_Entries provided_
-*-*-
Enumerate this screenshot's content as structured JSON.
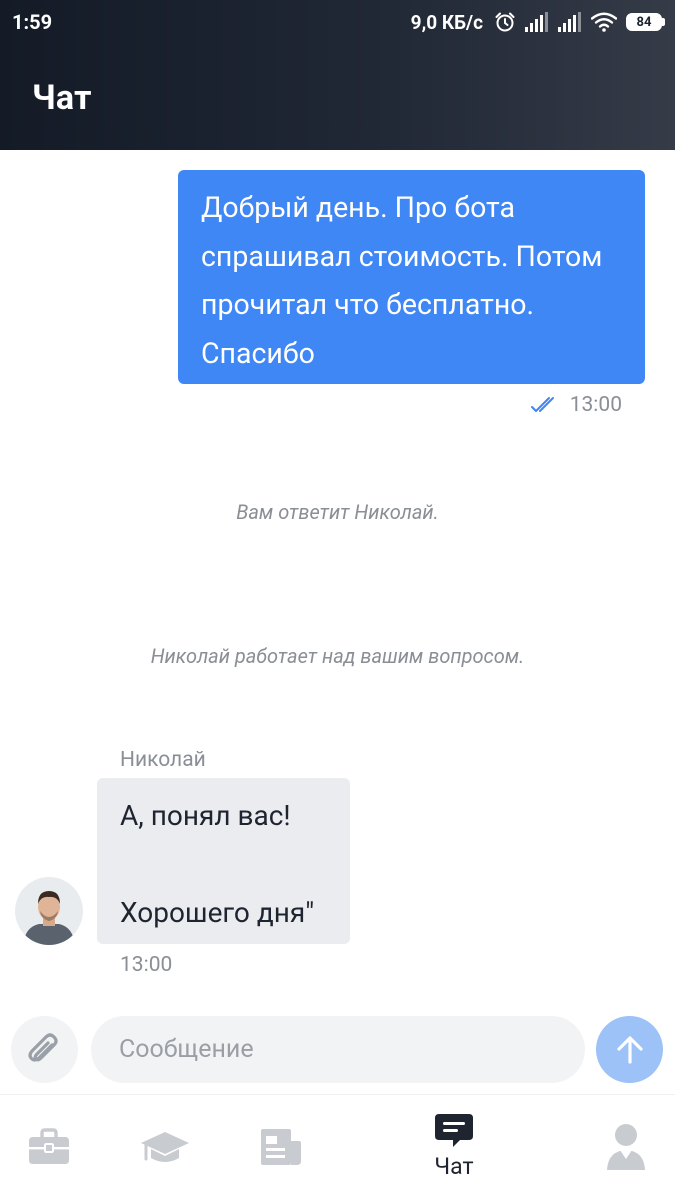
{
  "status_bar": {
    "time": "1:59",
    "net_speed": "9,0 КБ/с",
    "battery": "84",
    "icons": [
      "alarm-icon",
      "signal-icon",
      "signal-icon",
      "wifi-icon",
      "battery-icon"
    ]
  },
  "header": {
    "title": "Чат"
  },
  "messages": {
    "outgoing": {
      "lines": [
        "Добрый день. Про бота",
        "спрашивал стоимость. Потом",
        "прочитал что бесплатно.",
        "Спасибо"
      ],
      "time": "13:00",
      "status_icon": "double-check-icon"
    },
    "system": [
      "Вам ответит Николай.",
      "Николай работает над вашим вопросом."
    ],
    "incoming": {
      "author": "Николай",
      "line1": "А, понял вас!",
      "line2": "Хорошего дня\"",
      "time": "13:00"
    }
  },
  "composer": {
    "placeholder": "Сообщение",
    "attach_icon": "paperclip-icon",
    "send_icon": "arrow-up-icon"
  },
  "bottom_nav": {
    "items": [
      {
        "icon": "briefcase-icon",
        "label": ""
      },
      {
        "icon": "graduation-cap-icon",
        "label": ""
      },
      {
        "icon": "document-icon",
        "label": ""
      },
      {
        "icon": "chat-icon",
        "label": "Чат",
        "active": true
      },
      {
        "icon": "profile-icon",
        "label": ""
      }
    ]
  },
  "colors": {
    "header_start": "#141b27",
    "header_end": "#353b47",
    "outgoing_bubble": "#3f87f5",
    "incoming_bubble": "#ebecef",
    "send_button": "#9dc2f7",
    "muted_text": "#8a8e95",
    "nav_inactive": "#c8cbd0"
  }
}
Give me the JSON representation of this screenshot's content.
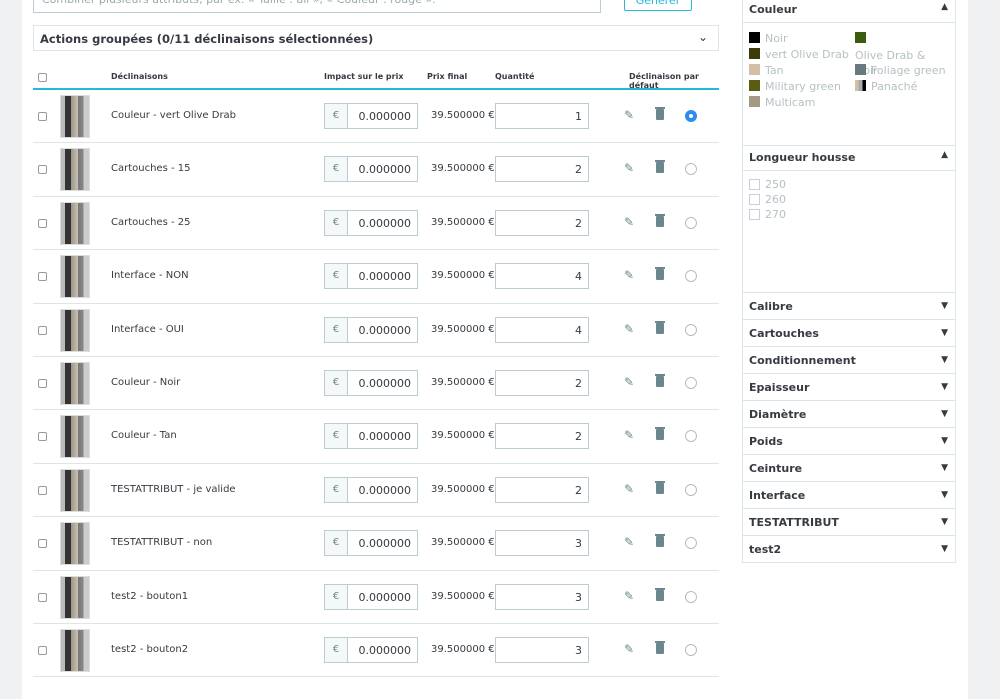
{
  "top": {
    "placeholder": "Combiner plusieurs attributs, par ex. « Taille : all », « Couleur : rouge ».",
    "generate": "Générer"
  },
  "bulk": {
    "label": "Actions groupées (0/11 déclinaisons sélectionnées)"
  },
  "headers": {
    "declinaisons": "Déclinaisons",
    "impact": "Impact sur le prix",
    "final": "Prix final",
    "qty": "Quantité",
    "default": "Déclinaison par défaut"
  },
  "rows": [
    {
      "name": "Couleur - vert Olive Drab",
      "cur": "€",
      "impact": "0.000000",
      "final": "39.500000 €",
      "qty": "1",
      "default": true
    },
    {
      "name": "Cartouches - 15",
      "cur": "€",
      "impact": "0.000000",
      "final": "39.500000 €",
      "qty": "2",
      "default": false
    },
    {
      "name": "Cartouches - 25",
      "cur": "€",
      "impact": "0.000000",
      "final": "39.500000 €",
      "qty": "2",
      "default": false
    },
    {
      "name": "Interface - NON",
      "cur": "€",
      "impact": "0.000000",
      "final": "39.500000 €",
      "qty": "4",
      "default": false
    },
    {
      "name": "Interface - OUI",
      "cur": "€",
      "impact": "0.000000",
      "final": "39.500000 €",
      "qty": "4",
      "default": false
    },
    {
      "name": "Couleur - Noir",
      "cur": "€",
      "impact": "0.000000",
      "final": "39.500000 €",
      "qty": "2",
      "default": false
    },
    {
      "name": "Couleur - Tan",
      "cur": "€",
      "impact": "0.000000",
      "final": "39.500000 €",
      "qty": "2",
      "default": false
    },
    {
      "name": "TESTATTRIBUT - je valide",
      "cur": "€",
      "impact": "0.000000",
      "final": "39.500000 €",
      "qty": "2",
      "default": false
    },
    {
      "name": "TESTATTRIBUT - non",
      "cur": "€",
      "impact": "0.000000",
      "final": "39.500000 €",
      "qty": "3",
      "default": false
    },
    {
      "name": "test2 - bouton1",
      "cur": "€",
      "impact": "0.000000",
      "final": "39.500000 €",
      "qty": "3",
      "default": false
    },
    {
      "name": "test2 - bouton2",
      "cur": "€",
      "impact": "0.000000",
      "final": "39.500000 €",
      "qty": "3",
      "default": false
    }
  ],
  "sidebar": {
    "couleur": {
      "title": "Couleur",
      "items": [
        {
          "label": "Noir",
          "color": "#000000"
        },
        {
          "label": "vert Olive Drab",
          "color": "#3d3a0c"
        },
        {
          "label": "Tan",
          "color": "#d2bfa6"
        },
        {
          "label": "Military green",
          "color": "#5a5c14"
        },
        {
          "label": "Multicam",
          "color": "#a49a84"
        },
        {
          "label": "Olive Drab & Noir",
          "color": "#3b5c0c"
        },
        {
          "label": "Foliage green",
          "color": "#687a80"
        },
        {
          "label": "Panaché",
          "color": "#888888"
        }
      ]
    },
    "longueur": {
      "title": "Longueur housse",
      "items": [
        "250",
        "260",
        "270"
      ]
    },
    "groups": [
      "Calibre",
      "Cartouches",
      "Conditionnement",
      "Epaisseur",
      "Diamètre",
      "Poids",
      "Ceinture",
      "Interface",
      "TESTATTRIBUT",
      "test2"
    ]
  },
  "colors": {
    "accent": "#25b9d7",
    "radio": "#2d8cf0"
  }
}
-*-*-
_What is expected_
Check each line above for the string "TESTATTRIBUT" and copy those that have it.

_Result for this task_
      "name": "TESTATTRIBUT - je valide",
      "name": "TESTATTRIBUT - non",
      "TESTATTRIBUT",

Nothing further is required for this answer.